Gather every line below where "values" appears.
Content starts
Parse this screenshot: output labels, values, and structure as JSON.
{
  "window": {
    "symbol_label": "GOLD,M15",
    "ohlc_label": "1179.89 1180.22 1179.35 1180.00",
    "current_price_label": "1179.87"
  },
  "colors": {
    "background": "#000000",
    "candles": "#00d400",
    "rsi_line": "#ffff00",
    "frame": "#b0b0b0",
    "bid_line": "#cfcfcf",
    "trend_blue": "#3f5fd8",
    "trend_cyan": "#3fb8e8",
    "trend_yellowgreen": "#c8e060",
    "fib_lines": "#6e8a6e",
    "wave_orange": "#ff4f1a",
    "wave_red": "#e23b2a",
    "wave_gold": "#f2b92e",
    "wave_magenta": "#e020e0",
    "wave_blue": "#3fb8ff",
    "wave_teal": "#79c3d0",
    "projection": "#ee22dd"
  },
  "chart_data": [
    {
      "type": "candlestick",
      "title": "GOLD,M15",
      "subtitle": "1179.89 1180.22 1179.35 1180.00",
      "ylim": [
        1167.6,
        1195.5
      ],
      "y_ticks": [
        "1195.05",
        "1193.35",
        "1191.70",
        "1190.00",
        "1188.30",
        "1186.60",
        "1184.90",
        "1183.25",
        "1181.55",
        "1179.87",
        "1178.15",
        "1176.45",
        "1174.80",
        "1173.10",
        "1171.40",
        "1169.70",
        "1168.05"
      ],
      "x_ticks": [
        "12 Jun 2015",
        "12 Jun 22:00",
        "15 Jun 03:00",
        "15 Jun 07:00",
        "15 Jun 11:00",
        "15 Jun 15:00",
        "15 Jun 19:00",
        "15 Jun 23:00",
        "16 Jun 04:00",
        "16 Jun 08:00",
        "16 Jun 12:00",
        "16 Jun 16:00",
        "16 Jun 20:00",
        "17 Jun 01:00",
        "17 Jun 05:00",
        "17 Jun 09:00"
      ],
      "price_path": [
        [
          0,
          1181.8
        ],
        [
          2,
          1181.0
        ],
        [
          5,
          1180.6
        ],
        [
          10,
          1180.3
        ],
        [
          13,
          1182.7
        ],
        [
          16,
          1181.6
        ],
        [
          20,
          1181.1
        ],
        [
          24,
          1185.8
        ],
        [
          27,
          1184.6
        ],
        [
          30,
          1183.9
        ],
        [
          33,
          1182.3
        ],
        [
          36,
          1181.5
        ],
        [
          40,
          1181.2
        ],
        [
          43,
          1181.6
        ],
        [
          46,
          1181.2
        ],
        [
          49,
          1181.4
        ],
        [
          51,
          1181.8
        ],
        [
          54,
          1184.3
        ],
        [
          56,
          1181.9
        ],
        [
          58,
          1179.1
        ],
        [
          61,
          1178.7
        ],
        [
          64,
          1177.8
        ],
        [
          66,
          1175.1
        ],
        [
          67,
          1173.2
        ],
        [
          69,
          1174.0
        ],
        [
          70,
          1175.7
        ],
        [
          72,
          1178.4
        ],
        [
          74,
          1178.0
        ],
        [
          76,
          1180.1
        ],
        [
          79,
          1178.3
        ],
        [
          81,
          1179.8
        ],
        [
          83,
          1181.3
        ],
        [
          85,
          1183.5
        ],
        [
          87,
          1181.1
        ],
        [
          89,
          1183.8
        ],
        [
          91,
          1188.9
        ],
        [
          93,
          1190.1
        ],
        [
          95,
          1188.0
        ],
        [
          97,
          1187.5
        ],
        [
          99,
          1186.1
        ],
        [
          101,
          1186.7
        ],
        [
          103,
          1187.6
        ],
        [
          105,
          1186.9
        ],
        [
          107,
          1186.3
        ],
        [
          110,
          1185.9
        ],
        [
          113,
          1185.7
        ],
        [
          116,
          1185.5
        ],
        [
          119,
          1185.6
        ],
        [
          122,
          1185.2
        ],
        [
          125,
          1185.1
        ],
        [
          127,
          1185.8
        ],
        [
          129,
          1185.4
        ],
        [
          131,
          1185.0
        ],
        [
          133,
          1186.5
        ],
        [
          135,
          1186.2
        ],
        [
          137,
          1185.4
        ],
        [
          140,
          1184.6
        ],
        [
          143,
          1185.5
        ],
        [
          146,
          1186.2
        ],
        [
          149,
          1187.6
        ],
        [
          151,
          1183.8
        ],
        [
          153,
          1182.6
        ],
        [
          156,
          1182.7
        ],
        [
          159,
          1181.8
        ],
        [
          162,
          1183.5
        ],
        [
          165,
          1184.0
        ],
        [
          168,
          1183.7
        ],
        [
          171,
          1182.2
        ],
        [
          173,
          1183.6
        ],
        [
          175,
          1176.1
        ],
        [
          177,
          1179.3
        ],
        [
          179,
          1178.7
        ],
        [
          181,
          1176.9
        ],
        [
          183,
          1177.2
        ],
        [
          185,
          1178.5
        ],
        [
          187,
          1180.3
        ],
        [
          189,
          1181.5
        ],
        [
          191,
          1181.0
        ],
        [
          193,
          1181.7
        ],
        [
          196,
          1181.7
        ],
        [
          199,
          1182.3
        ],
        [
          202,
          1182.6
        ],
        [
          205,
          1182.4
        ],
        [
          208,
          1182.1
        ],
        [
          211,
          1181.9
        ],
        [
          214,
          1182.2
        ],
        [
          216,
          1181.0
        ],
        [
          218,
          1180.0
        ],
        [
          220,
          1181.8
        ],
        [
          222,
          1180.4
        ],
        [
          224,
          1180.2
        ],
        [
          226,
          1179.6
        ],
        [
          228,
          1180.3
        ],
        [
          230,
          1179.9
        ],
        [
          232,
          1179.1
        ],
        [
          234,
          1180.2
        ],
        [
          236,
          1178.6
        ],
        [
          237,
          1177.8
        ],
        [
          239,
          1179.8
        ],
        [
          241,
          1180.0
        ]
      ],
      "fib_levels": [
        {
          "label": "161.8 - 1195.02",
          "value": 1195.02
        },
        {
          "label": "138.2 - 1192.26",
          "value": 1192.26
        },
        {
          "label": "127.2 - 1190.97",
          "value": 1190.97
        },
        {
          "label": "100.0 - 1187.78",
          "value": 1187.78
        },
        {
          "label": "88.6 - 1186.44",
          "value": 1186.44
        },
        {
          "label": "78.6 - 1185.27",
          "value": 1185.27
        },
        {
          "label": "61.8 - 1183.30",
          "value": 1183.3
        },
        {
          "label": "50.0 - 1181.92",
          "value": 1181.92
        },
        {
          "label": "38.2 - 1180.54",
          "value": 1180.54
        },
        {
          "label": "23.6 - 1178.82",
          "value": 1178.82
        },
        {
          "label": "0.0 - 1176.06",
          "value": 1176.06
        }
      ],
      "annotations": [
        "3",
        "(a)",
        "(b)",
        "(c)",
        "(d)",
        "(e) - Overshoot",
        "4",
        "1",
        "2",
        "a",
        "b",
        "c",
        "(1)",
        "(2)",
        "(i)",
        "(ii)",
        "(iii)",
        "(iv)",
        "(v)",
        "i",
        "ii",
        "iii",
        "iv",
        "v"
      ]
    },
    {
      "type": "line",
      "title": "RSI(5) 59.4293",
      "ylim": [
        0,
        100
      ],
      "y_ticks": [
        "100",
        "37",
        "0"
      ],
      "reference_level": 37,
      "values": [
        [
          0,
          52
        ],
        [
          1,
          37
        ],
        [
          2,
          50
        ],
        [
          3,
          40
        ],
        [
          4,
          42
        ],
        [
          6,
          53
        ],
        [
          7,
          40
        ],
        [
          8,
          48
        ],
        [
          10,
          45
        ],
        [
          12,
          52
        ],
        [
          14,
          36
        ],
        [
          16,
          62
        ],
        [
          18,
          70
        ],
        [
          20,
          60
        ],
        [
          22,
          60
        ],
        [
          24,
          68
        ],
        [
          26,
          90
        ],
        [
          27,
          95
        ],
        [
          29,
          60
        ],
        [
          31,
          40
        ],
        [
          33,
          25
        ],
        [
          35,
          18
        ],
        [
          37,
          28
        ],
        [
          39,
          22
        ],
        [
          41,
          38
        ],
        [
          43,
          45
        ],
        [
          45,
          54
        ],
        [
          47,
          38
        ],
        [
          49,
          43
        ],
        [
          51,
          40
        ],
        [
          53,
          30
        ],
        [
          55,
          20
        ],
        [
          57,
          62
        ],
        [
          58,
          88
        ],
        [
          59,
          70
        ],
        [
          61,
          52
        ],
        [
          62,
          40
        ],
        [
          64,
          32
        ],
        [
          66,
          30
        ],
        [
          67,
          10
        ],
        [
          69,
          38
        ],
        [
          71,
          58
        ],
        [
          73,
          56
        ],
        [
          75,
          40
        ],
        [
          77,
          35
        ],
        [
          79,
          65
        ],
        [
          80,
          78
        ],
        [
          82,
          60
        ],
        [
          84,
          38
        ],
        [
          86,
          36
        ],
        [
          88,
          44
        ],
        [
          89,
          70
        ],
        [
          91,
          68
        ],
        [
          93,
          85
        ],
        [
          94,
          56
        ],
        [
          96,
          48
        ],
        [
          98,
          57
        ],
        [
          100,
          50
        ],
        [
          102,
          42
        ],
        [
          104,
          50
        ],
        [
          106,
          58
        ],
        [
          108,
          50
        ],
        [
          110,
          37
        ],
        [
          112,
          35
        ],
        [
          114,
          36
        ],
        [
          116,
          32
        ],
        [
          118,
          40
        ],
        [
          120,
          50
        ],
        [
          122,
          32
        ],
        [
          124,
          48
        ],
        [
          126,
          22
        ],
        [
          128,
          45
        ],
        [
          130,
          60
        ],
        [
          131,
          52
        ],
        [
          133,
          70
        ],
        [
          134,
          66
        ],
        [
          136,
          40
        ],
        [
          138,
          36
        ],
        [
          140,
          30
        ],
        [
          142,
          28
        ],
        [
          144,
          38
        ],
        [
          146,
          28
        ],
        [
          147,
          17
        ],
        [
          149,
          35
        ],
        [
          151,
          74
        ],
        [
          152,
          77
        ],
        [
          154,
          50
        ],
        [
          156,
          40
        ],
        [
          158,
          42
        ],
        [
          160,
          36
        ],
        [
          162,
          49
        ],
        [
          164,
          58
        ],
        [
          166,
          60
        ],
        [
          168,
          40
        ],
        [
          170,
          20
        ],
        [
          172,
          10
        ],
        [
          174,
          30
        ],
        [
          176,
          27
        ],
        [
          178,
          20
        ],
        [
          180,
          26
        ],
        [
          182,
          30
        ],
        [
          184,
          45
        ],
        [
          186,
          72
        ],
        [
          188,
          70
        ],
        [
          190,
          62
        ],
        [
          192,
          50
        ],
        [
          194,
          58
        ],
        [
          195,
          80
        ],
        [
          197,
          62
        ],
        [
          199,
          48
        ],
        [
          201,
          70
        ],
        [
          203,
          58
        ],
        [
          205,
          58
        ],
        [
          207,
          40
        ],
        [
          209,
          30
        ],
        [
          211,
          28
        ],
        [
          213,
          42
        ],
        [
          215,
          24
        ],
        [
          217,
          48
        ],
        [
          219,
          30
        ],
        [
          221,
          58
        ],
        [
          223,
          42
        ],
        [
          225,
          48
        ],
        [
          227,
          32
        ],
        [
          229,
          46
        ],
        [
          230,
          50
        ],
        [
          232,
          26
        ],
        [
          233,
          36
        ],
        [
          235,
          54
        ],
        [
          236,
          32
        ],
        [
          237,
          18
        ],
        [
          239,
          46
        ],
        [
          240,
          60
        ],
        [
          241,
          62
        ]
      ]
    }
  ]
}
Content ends
**REPLY**
Parse this screenshot: output labels, values, and structure as JSON.
      "values": [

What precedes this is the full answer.